Could you show each line of the records that contains the word "background"?

───── Data for processing ─────

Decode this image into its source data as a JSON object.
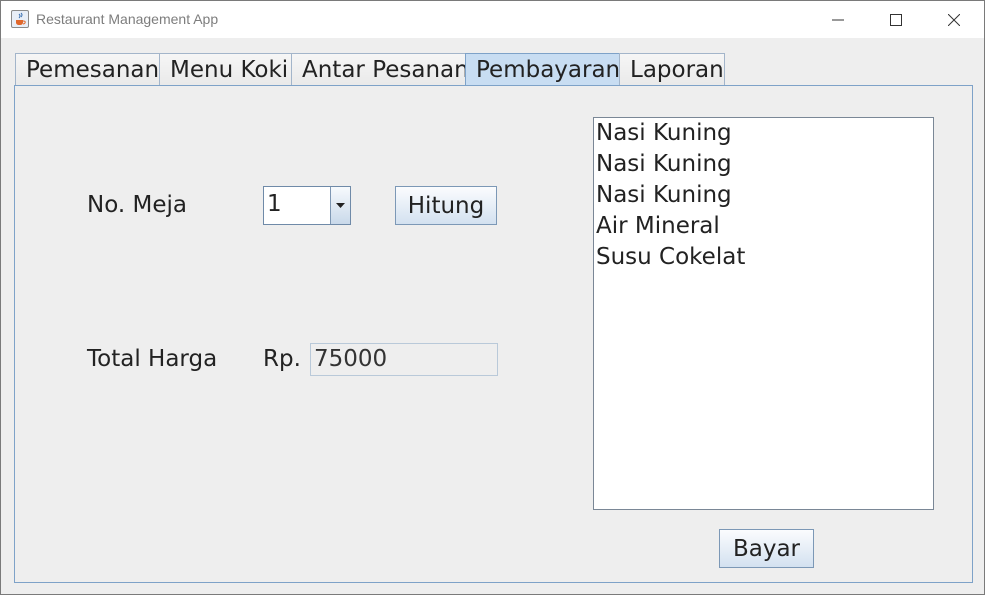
{
  "window": {
    "title": "Restaurant Management App"
  },
  "tabs": [
    {
      "label": "Pemesanan"
    },
    {
      "label": "Menu Koki"
    },
    {
      "label": "Antar Pesanan"
    },
    {
      "label": "Pembayaran",
      "active": true
    },
    {
      "label": "Laporan"
    }
  ],
  "payment": {
    "table_label": "No. Meja",
    "table_selected": "1",
    "calculate_button": "Hitung",
    "total_label": "Total Harga",
    "currency_prefix": "Rp.",
    "total_value": "75000",
    "pay_button": "Bayar",
    "order_items": [
      "Nasi Kuning",
      "Nasi Kuning",
      "Nasi Kuning",
      "Air Mineral",
      "Susu Cokelat"
    ]
  },
  "colors": {
    "active_tab": "#c8ddf2",
    "panel_border": "#7ea2c8",
    "background": "#eeeeee"
  }
}
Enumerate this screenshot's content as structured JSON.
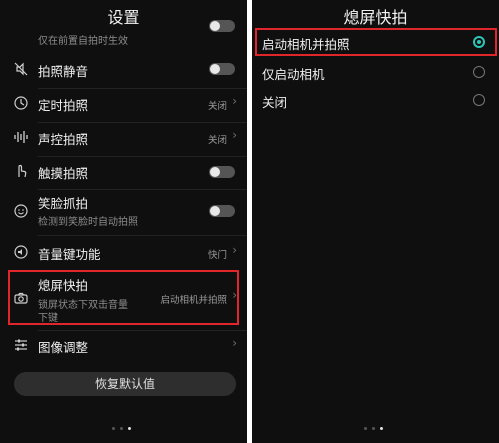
{
  "left": {
    "title": "设置",
    "top_partial": {
      "sub": "仅在前置自拍时生效"
    },
    "items": [
      {
        "label": "拍照静音",
        "icon": "mute-camera-icon",
        "toggle": "off"
      },
      {
        "label": "定时拍照",
        "icon": "timer-icon",
        "value": "关闭"
      },
      {
        "label": "声控拍照",
        "icon": "sound-wave-icon",
        "value": "关闭"
      },
      {
        "label": "触摸拍照",
        "icon": "touch-hand-icon",
        "toggle": "off"
      },
      {
        "label": "笑脸抓拍",
        "sub": "检测到笑脸时自动拍照",
        "icon": "smile-icon",
        "toggle": "off"
      },
      {
        "label": "音量键功能",
        "icon": "volume-icon",
        "value": "快门"
      },
      {
        "label": "熄屏快拍",
        "sub_line1": "锁屏状态下双击音量",
        "sub_line2": "下键",
        "icon": "camera-icon",
        "value": "启动相机并拍照",
        "highlighted": true
      },
      {
        "label": "图像调整",
        "icon": "sliders-icon"
      }
    ],
    "reset_button": "恢复默认值"
  },
  "right": {
    "title": "熄屏快拍",
    "options": [
      {
        "label": "启动相机并拍照",
        "selected": true,
        "highlighted": true
      },
      {
        "label": "仅启动相机",
        "selected": false
      },
      {
        "label": "关闭",
        "selected": false
      }
    ]
  },
  "colors": {
    "background": "#0f0f0f",
    "highlight": "#e0262b",
    "accent": "#2ec4b6"
  }
}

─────

▶ Solution below
    "background": "#eeeeee"
    "background": "#0f0f0f",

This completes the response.